cash 2013-Mar04
Several weeks ago I got into a rather heated argument with a finance person in a large non-profit who was taking an aggressive and spirit-robbing position on the value of a Major Gift Officer.
“What good are they doing anyway?”  he said.  “They take credit for money that is already gonna come in!  I don’t see what value they add.”
And then he pulled out a report that showed the caseload performance year-to-date of one of his MGOs.  He pointed out how a certain amount of the caseload dollars was generated by direct mail and another amount was generated by an event and the third amount came in without any “obvious help” from the MGO, etc., etc.
My blood was boiling.
But I managed to keep my mouth shut until I could gather my thoughts and present them in an objective and reasonable fashion.
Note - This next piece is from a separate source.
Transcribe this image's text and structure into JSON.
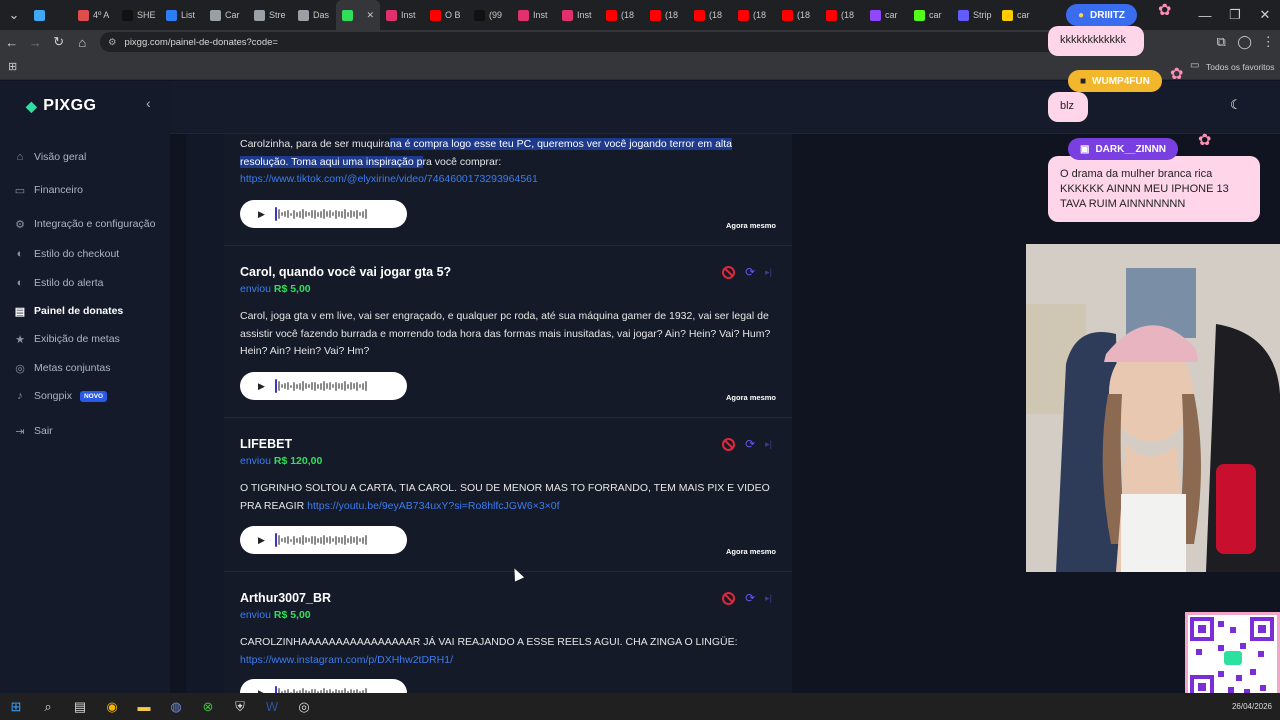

And that is what I want to share with you over the next few blog posts – how to think about and present the economics of fundraising so that you will have:
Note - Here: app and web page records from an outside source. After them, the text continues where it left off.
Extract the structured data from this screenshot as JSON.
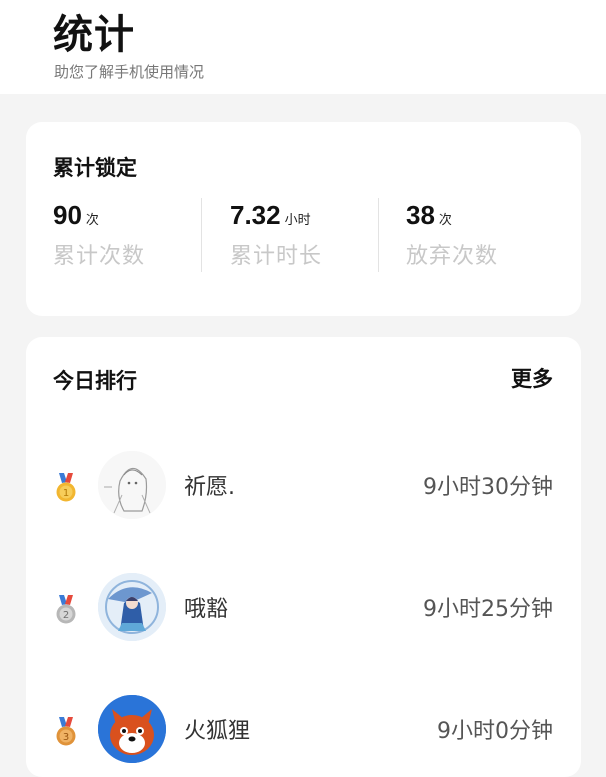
{
  "header": {
    "title": "统计",
    "subtitle": "助您了解手机使用情况"
  },
  "lock_summary": {
    "title": "累计锁定",
    "stats": [
      {
        "value": "90",
        "unit": "次",
        "label": "累计次数"
      },
      {
        "value": "7.32",
        "unit": "小时",
        "label": "累计时长"
      },
      {
        "value": "38",
        "unit": "次",
        "label": "放弃次数"
      }
    ]
  },
  "ranking": {
    "title": "今日排行",
    "more_label": "更多",
    "items": [
      {
        "rank": 1,
        "medal": "gold-medal-icon",
        "avatar": "sketch-girl-avatar",
        "name": "祈愿.",
        "time": "9小时30分钟"
      },
      {
        "rank": 2,
        "medal": "silver-medal-icon",
        "avatar": "umbrella-girl-avatar",
        "name": "哦豁",
        "time": "9小时25分钟"
      },
      {
        "rank": 3,
        "medal": "bronze-medal-icon",
        "avatar": "fox-avatar",
        "name": "火狐狸",
        "time": "9小时0分钟"
      }
    ]
  },
  "colors": {
    "gold": "#f2b630",
    "silver": "#b7b7b7",
    "bronze": "#e0933a",
    "fox_bg": "#2a74d8",
    "fox_orange": "#d9511e"
  }
}
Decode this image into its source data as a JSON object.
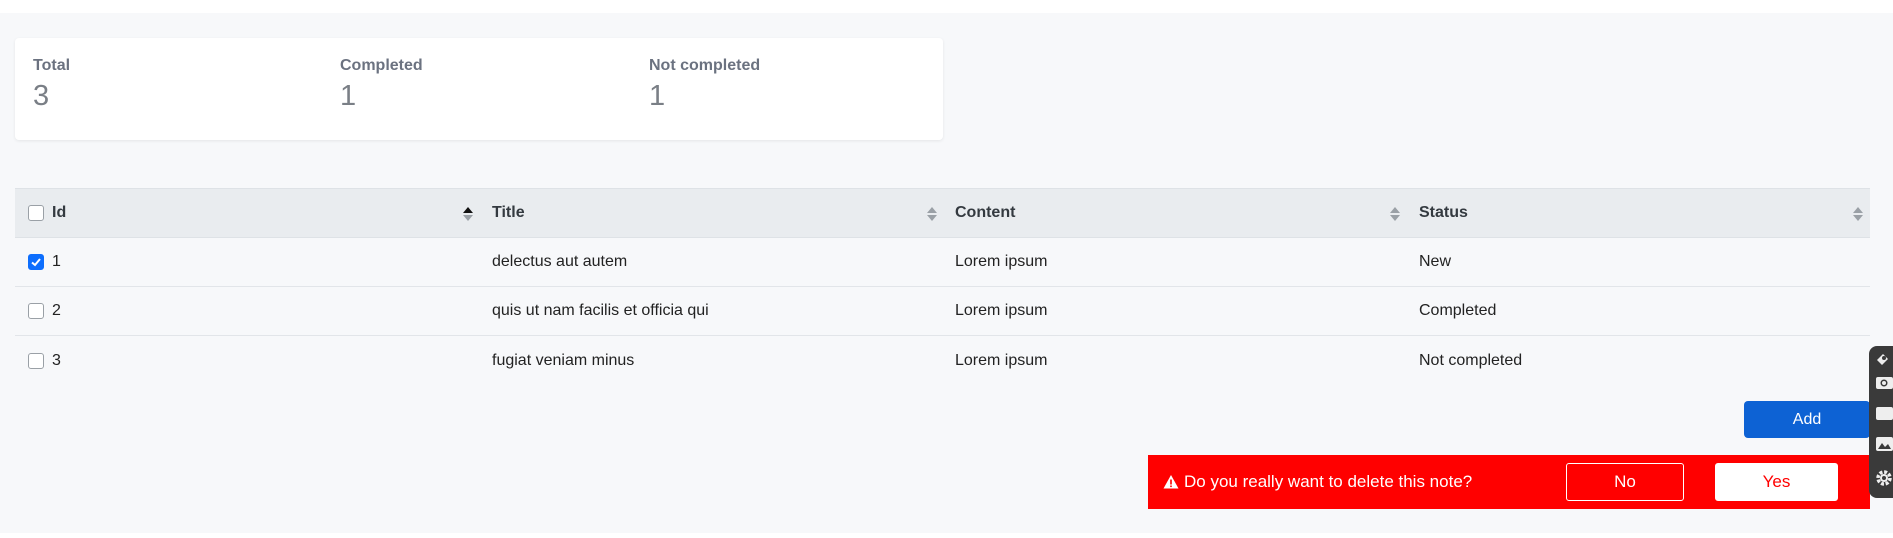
{
  "stats": [
    {
      "label": "Total",
      "value": "3"
    },
    {
      "label": "Completed",
      "value": "1"
    },
    {
      "label": "Not completed",
      "value": "1"
    }
  ],
  "table": {
    "headers": {
      "id": "Id",
      "title": "Title",
      "content": "Content",
      "status": "Status"
    },
    "rows": [
      {
        "id": "1",
        "title": "delectus aut autem",
        "content": "Lorem ipsum",
        "status": "New",
        "checked": true
      },
      {
        "id": "2",
        "title": "quis ut nam facilis et officia qui",
        "content": "Lorem ipsum",
        "status": "Completed",
        "checked": false
      },
      {
        "id": "3",
        "title": "fugiat veniam minus",
        "content": "Lorem ipsum",
        "status": "Not completed",
        "checked": false
      }
    ]
  },
  "actions": {
    "add_label": "Add"
  },
  "confirm": {
    "message": "Do you really want to delete this note?",
    "no_label": "No",
    "yes_label": "Yes"
  },
  "colors": {
    "accent": "#0d62d4",
    "danger": "#ff0000",
    "checkbox": "#0d6efd"
  },
  "toolbar_icons": [
    "pin-icon",
    "camera-icon",
    "window-icon",
    "image-icon",
    "gear-icon"
  ]
}
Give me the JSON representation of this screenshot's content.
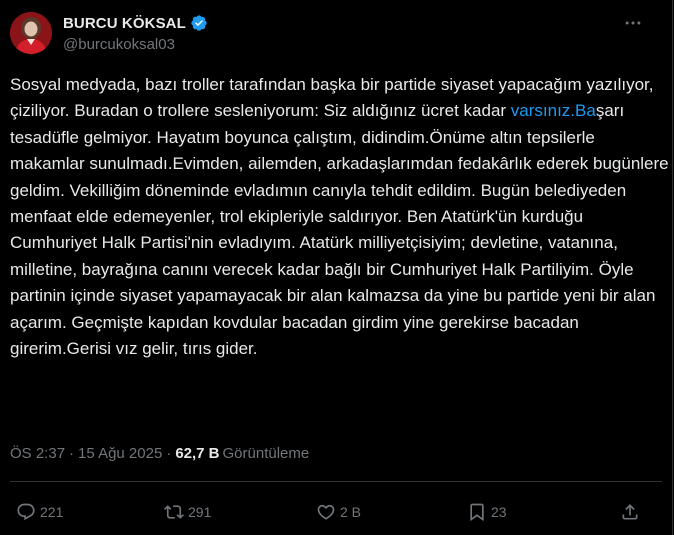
{
  "author": {
    "display_name": "BURCU KÖKSAL",
    "handle": "@burcukoksal03",
    "verified": true
  },
  "tweet": {
    "text_before_link": "Sosyal medyada, bazı troller tarafından başka bir partide siyaset yapacağım yazılıyor, çiziliyor. Buradan o trollere sesleniyorum: Siz aldığınız ücret kadar ",
    "link_text": "varsınız.Ba",
    "text_after_link": "şarı tesadüfle gelmiyor. Hayatım boyunca çalıştım, didindim.Önüme altın tepsilerle makamlar sunulmadı.Evimden, ailemden, arkadaşlarımdan fedakârlık ederek bugünlere geldim. Vekilliğim döneminde evladımın canıyla tehdit edildim. Bugün belediyeden menfaat elde edemeyenler, trol ekipleriyle saldırıyor. Ben Atatürk'ün kurduğu Cumhuriyet Halk Partisi'nin evladıyım. Atatürk milliyetçisiyim; devletine, vatanına, milletine, bayrağına canını verecek kadar bağlı bir Cumhuriyet Halk Partiliyim. Öyle partinin içinde siyaset yapamayacak bir alan kalmazsa da yine bu partide yeni bir alan açarım. Geçmişte kapıdan kovdular bacadan girdim yine gerekirse bacadan girerim.Gerisi vız gelir, tırıs gider."
  },
  "meta": {
    "time": "ÖS 2:37",
    "separator": "·",
    "date": "15 Ağu 2025",
    "views_count": "62,7 B",
    "views_label": "Görüntüleme"
  },
  "actions": {
    "replies": "221",
    "reposts": "291",
    "likes": "2 B",
    "bookmarks": "23"
  },
  "colors": {
    "background": "#000000",
    "text": "#e7e9ea",
    "secondary": "#71767b",
    "link": "#1d9bf0",
    "verified": "#1d9bf0",
    "divider": "#2f3336"
  },
  "icons": {
    "more": "more-horizontal-icon",
    "reply": "reply-icon",
    "repost": "repost-icon",
    "like": "heart-icon",
    "bookmark": "bookmark-icon",
    "share": "share-icon",
    "verified": "verified-badge-icon"
  }
}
  1. a clear understanding of how your caseload should economically work – that is, best practice from professionals just like yourselves from all around the country.
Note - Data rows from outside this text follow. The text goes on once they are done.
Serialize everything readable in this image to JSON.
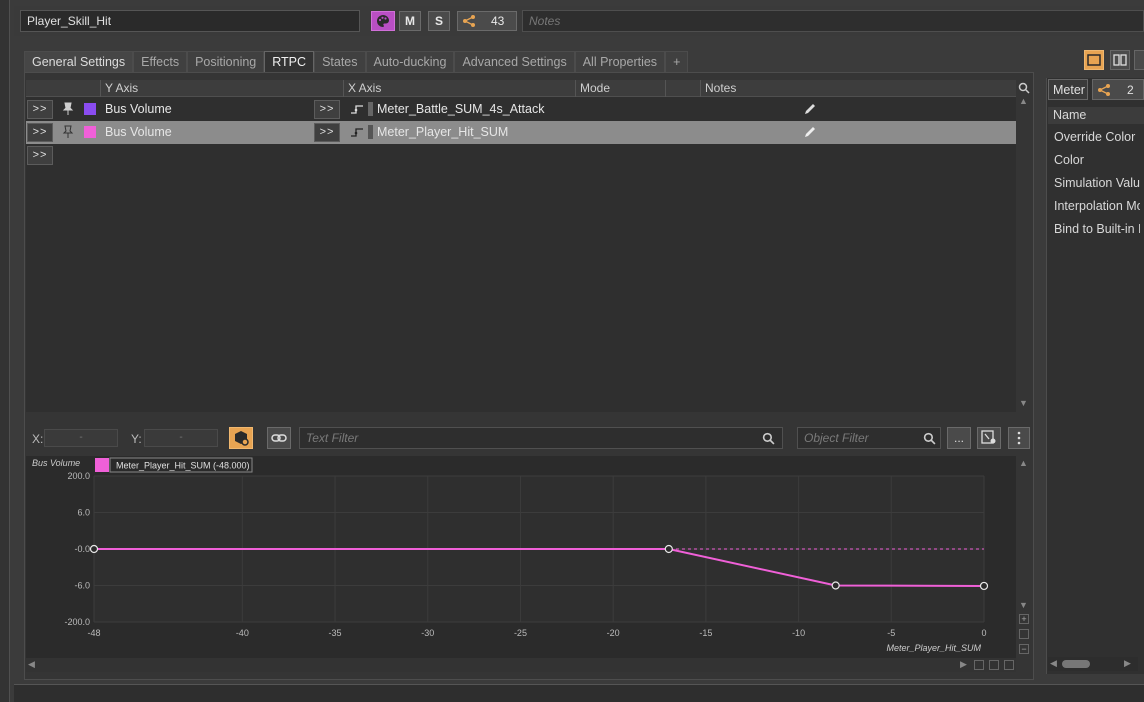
{
  "header": {
    "object_name": "Player_Skill_Hit",
    "m_label": "M",
    "s_label": "S",
    "reference_count": "43",
    "notes_placeholder": "Notes"
  },
  "tabs": [
    {
      "label": "General Settings"
    },
    {
      "label": "Effects"
    },
    {
      "label": "Positioning"
    },
    {
      "label": "RTPC"
    },
    {
      "label": "States"
    },
    {
      "label": "Auto-ducking"
    },
    {
      "label": "Advanced Settings"
    },
    {
      "label": "All Properties"
    },
    {
      "label": "+"
    }
  ],
  "rtpc_table": {
    "columns": {
      "y_axis": "Y Axis",
      "x_axis": "X Axis",
      "mode": "Mode",
      "notes": "Notes"
    },
    "expand_label": ">>",
    "rows": [
      {
        "y_axis": "Bus Volume",
        "color": "#8a4cf0",
        "x_axis": "Meter_Battle_SUM_4s_Attack",
        "selected": false
      },
      {
        "y_axis": "Bus Volume",
        "color": "#f060d8",
        "x_axis": "Meter_Player_Hit_SUM",
        "selected": true
      }
    ]
  },
  "filter_bar": {
    "x_label": "X:",
    "y_label": "Y:",
    "x_value": "-",
    "y_value": "-",
    "text_filter_placeholder": "Text Filter",
    "object_filter_placeholder": "Object Filter",
    "more_label": "..."
  },
  "chart_data": {
    "type": "line",
    "ylabel": "Bus Volume",
    "xlabel": "Meter_Player_Hit_SUM",
    "legend": {
      "label": "Meter_Player_Hit_SUM (-48.000)",
      "color": "#f060d8",
      "placement": "top-left"
    },
    "xlim": [
      -48,
      0
    ],
    "x_ticks": [
      "-48",
      "-40",
      "-35",
      "-30",
      "-25",
      "-20",
      "-15",
      "-10",
      "-5",
      "0"
    ],
    "y_ticks": [
      "200.0",
      "6.0",
      "-0.0",
      "-6.0",
      "-200.0"
    ],
    "series": [
      {
        "x": [
          -48,
          -17,
          -8,
          0
        ],
        "y": [
          0,
          0,
          -6,
          -8.4
        ]
      }
    ],
    "grid": true
  },
  "right_panel": {
    "tab_label": "Meter",
    "reference_count": "2",
    "header": "Name",
    "items": [
      "Override Color",
      "Color",
      "Simulation Value",
      "Interpolation Mode",
      "Bind to Built-in Parameter"
    ]
  }
}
  2. a plausible and truthful presentation and, if necessary, a defense of what should be expected in terms of caseload and MGO performance.
  3. an answer to aggressive and sometimes ignorant management folks who have no understanding of how major gifts works and who, rather than spending the time it takes to understand it, just sit on the sidelines and peck the spirit out of you.

Jeff and I really do think that MGOs and the work they do is often misunderstood.  How can someone spend so much time doing “nothing but relating to people” and actually make that work economically?  They grow impatient with how long it takes, not realizing that any good relationship takes a great deal of time to develop.
Then there is the credit issue.  What should an MGO get credit for?  I have been in countless conversations where either the finance person or even the CEO would rather an MGO spend hours a day proving how he or she “got the gift” vs. actually spending time out in the field with donors.  It is amazing how much energy is spent on this subject.
Now, don’t get me wrong.  I am a firm believer in the principle that MGOs need to be able to show they truly had a hand in what caused a gift from a donor.  In fact, one of the questions Jeff and I regularly ask MGOs is “Can you actually relate to each donor on your caseload?  Can you show that your efforts in some way or another influenced the donor’s decision to give?”
If the MGO has absolutely no way to talk to the donor, either in person, via mail, email or phone, then it is highly unlikely there is a connection between the donor’s gift and the MGO.  But then, that donor should not be on the caseload.
So, my presumption is that all caseload donors are qualified – that the MGO has determined that, in fact, he or she CAN relate to and positively influence them in a way the donor and the MGO have agreed upon.
But back to the subject at hand.
Jeff and I think it is important for MGOs and their managers to clearly understand:

  1. …that just relating to each donor on the caseload stops value attrition by as much as 60%.  This is a ton of money!  And we can show this progress to those outside of the process who need and want to understand it.  This means that if the MGO did nothing but show appreciation to the donor and her giving and show her how her giving is making a difference, the amount of money going away each year would go down to almost nothing.  This is what we call “found money” – it is money we once had, then lost, and then found again.
  2. …that “new money” is both the new gift that came in from a donor as a result of the MGO’s work and also the “found money” that would have attritioned off and gone away had the MGO not been working with the donor.  This is a ticklish subject that is often misunderstood by the doubters outside the process.  You must understand this to appreciate the good you are doing in major gifts.
  3. …that, in addition to the found money in point #2 above, there are very few possibilities for large and unusual gifts in a caseload.  Many onlookers think an MGO should be cranking out scores of very large gifts from his or her caseload.  The truth is that good MGOs will be lucky to secure one or two vs. the dozens many managers and finance people believe they should.

So, there is work to be done to explain these things to yourself and others.  And that is what I intend to do over the next week.  It is one thing to be in the business of fulfilling and servicing the passions and interests of each of your caseload donors.  It is another thing to manage the internal publics.  You could do the donor thing really well and be miserable because you haven’t taken care of the internal “business”.  For the most part, management folks are reasonable and supportive people.  They just need to understand how this major gift thing works.  And I am going to help you make sure they understand.